Dr Jouhar began his work with polarised light in the late 1950's (once colour enlarging was available to him), commencing with photomicrographs of crystals deposited on glass plates - which showed brilliant yellow, blue and brown hues in spiky, swirling patterns.
He then experimented with other materials which would create colour on polarisation and, using a set-up which involved several glass levels and a downward pointing camera, he had an ideal system for 'playing with light'.
He found that pieces of colourless or sometimes coloured cellophane provided a versatile medium for the creation of a wide range of interesting and often beautiful images.
For example, 'Seraph' was created from cellophane, mechanical bits, and pieces of nylon thread;
'Whiskerando' forms a bold mosaic of red, green and blue on a dark background; and 'Phoenix' involved cellophane, bits of plastic, glass beads, buttons and a design on a large glass plate. He created many images in this way - some based on identifiable forms, others increasingly abstract.

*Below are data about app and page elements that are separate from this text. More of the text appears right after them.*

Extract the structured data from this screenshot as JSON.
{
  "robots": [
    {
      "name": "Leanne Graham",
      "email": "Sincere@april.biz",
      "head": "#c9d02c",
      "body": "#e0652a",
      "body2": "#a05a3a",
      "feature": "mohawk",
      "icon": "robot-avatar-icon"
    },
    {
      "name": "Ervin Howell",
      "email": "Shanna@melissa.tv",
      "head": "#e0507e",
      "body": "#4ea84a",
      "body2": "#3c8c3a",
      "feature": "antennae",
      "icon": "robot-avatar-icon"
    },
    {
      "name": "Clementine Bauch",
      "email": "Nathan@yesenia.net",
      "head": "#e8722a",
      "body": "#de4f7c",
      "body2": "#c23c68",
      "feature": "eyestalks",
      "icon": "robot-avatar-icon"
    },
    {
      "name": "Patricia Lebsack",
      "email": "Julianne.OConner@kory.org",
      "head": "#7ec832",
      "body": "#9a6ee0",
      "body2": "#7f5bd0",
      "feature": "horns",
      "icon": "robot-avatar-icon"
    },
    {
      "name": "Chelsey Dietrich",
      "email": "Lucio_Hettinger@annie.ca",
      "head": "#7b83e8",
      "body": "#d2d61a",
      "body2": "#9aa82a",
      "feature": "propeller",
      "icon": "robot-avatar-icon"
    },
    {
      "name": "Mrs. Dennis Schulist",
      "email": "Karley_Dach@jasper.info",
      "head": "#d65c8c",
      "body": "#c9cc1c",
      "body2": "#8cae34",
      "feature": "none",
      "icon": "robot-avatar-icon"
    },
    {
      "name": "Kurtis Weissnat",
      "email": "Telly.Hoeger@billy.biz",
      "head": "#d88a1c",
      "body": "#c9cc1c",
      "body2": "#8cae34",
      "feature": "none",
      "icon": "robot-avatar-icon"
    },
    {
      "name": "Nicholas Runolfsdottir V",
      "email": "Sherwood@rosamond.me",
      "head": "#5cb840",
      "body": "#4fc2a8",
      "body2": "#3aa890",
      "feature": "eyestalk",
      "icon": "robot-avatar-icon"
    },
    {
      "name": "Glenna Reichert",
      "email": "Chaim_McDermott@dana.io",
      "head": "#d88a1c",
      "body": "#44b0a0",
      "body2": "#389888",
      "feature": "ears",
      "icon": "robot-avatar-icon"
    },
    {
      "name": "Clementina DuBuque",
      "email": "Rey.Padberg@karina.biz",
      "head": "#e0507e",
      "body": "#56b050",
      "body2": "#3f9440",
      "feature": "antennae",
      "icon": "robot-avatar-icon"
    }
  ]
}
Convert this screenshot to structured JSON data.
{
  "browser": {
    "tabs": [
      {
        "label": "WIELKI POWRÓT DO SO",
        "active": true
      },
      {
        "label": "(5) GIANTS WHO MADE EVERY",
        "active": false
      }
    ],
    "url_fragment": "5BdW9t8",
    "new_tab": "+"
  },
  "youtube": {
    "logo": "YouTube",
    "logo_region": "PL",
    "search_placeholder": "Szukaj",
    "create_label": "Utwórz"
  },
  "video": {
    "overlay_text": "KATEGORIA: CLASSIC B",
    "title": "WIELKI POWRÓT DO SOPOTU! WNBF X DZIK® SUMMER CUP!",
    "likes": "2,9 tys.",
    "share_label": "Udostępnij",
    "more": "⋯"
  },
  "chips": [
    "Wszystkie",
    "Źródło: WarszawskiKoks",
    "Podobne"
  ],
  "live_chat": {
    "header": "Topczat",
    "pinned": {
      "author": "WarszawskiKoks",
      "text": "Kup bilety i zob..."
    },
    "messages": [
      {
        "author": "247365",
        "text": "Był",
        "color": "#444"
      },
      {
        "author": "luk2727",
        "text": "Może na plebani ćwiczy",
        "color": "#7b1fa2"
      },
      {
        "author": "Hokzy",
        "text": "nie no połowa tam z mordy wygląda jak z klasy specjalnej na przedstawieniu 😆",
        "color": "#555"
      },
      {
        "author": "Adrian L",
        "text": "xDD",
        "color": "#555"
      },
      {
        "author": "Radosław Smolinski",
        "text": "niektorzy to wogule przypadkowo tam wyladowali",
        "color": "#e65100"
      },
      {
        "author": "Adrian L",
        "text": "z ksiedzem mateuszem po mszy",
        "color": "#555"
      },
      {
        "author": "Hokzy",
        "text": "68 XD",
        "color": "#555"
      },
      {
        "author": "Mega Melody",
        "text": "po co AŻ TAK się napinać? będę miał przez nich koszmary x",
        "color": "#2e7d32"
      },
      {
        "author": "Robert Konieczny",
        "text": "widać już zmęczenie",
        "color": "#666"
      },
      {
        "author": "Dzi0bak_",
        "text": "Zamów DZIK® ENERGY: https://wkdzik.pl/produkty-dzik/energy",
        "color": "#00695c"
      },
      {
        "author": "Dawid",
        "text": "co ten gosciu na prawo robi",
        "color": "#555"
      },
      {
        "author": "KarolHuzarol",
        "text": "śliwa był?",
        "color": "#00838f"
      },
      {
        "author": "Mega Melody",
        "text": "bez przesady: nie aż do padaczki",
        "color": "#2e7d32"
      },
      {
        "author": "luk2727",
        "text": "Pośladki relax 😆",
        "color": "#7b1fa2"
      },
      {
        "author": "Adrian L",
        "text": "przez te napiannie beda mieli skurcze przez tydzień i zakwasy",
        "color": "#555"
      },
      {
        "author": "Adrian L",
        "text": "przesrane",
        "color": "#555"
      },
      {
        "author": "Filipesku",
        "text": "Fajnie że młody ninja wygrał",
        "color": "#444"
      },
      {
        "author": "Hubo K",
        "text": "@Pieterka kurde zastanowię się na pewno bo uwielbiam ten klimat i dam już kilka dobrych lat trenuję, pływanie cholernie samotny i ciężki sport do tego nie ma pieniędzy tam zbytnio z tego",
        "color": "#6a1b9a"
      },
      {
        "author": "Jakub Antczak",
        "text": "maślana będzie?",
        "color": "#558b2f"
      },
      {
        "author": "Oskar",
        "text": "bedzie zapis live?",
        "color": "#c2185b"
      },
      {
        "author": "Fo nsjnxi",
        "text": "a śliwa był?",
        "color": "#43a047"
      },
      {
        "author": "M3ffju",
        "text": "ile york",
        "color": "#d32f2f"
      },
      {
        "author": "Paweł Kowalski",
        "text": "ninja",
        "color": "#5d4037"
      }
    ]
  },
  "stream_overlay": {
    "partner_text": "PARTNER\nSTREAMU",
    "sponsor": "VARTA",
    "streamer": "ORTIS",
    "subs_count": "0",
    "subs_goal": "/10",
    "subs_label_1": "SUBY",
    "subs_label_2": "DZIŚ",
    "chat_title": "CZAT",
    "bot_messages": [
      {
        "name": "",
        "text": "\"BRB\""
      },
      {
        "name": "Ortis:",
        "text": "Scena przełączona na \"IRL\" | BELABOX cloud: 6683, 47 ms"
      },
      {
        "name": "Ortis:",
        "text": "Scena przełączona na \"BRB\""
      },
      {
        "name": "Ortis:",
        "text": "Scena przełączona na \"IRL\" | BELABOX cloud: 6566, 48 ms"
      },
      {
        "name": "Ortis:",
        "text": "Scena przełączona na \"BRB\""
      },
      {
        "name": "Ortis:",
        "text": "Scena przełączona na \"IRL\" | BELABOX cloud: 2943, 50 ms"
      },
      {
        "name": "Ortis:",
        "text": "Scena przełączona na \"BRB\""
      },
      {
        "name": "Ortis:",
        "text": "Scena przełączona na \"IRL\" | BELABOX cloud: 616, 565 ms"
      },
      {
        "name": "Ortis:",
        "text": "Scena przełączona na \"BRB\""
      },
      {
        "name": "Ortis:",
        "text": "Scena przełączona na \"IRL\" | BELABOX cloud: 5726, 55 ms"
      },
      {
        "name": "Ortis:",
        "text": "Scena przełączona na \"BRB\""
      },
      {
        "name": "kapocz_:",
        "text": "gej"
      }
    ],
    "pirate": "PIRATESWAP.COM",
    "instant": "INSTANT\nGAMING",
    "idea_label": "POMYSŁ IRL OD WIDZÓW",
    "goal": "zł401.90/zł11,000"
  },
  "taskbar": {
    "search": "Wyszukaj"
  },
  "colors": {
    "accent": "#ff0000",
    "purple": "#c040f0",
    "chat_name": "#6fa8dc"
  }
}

The Photographic Society of America Journal of April 1963 featured his article titled 'Creating with Polarized Light' (29, 21-24)
If you would like a copy of this article, you can click on the link below.